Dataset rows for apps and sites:
▶

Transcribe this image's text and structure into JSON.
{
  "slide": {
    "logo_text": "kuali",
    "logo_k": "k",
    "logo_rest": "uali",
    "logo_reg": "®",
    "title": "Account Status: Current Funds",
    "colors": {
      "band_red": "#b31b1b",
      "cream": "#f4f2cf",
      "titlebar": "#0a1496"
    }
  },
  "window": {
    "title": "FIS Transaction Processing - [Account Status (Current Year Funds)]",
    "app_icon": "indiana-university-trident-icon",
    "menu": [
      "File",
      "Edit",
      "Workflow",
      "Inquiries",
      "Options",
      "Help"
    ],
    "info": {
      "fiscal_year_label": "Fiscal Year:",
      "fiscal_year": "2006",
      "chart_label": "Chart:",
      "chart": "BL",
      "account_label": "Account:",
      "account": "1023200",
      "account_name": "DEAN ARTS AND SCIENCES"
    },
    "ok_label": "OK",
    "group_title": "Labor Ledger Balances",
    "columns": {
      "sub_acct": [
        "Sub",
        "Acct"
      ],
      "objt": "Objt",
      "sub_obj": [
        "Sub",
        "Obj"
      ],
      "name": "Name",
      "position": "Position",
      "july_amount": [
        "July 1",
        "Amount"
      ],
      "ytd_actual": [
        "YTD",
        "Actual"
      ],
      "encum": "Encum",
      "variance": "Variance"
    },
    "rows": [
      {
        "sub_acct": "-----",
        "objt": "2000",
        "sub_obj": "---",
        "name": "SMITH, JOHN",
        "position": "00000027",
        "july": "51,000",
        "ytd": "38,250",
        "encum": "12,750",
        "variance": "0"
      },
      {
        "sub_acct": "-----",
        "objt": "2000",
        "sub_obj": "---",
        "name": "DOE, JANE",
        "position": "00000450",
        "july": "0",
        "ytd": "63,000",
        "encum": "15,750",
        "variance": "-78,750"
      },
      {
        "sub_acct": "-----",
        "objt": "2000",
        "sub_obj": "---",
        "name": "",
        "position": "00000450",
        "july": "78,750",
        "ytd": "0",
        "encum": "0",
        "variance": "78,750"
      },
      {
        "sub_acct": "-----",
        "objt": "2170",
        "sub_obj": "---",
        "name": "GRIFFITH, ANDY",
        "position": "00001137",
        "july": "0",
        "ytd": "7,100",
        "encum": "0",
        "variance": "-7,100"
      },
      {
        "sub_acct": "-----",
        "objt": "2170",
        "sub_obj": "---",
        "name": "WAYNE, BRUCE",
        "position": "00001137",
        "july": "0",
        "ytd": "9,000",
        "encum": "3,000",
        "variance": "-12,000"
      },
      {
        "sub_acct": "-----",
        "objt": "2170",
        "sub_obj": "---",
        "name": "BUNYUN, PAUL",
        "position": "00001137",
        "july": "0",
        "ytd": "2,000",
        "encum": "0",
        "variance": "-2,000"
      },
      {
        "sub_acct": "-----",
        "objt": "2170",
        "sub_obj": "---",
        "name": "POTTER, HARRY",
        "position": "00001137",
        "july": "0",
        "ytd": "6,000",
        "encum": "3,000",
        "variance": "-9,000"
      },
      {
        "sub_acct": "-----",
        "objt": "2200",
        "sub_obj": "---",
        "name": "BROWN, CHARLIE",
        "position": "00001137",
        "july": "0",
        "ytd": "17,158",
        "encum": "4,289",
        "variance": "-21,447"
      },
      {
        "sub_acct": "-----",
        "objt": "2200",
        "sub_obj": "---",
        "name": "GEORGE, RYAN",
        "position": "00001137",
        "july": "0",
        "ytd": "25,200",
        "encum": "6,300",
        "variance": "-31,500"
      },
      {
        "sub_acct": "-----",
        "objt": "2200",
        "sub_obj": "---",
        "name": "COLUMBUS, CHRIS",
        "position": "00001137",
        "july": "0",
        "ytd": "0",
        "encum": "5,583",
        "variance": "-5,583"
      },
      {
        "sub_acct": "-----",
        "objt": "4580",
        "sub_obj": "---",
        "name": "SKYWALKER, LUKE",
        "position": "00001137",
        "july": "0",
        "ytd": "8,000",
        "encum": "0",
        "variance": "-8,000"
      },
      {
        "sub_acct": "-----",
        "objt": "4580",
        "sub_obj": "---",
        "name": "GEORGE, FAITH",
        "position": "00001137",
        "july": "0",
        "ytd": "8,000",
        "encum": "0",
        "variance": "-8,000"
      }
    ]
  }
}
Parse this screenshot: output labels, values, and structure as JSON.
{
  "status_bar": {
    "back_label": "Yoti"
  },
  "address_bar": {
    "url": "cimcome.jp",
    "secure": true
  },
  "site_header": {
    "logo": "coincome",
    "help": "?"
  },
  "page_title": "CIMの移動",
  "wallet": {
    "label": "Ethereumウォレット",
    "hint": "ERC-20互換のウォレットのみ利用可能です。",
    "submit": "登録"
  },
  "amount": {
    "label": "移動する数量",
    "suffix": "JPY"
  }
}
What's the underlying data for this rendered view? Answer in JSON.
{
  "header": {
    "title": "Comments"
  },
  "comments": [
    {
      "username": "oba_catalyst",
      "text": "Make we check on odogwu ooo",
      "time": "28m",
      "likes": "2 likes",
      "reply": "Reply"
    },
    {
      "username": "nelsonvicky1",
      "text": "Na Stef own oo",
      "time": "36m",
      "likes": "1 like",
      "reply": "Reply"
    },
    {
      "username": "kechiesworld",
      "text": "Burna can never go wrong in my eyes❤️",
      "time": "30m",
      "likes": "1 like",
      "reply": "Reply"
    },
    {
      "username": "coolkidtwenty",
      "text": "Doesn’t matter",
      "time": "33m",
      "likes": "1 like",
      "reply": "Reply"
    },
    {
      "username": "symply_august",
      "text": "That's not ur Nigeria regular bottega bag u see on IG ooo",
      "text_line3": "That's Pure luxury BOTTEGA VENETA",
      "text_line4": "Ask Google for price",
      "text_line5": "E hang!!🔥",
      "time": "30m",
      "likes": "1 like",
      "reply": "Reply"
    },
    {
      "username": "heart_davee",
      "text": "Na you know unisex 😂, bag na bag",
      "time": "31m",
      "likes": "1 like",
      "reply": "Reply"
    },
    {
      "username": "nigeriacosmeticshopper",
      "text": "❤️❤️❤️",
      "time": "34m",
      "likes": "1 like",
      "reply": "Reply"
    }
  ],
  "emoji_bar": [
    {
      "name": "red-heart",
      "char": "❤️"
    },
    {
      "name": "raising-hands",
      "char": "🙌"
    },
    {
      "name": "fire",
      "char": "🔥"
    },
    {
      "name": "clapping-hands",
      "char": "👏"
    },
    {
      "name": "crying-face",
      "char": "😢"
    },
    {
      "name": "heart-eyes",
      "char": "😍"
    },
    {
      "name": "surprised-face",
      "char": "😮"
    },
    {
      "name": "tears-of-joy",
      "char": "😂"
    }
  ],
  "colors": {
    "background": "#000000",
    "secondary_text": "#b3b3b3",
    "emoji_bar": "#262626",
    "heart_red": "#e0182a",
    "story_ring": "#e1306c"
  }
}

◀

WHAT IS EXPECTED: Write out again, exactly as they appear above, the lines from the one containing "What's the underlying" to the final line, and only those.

EXERCISE ANSWER:
What's the underlying data for this rendered view? Answer in JSON.
{
  "header": {
    "title": "Comments"
  },
  "comments": [
    {
      "username": "oba_catalyst",
      "text": "Make we check on odogwu ooo",
      "time": "28m",
      "likes": "2 likes",
      "reply": "Reply"
    },
    {
      "username": "nelsonvicky1",
      "text": "Na Stef own oo",
      "time": "36m",
      "likes": "1 like",
      "reply": "Reply"
    },
    {
      "username": "kechiesworld",
      "text": "Burna can never go wrong in my eyes❤️",
      "time": "30m",
      "likes": "1 like",
      "reply": "Reply"
    },
    {
      "username": "coolkidtwenty",
      "text": "Doesn’t matter",
      "time": "33m",
      "likes": "1 like",
      "reply": "Reply"
    },
    {
      "username": "symply_august",
      "text": "That's not ur Nigeria regular bottega bag u see on IG ooo",
      "text_line3": "That's Pure luxury BOTTEGA VENETA",
      "text_line4": "Ask Google for price",
      "text_line5": "E hang!!🔥",
      "time": "30m",
      "likes": "1 like",
      "reply": "Reply"
    },
    {
      "username": "heart_davee",
      "text": "Na you know unisex 😂, bag na bag",
      "time": "31m",
      "likes": "1 like",
      "reply": "Reply"
    },
    {
      "username": "nigeriacosmeticshopper",
      "text": "❤️❤️❤️",
      "time": "34m",
      "likes": "1 like",
      "reply": "Reply"
    }
  ],
  "emoji_bar": [
    {
      "name": "red-heart",
      "char": "❤️"
    },
    {
      "name": "raising-hands",
      "char": "🙌"
    },
    {
      "name": "fire",
      "char": "🔥"
    },
    {
      "name": "clapping-hands",
      "char": "👏"
    },
    {
      "name": "crying-face",
      "char": "😢"
    },
    {
      "name": "heart-eyes",
      "char": "😍"
    },
    {
      "name": "surprised-face",
      "char": "😮"
    },
    {
      "name": "tears-of-joy",
      "char": "😂"
    }
  ],
  "colors": {
    "background": "#000000",
    "secondary_text": "#b3b3b3",
    "emoji_bar": "#262626",
    "heart_red": "#e0182a",
    "story_ring": "#e1306c"
  }
}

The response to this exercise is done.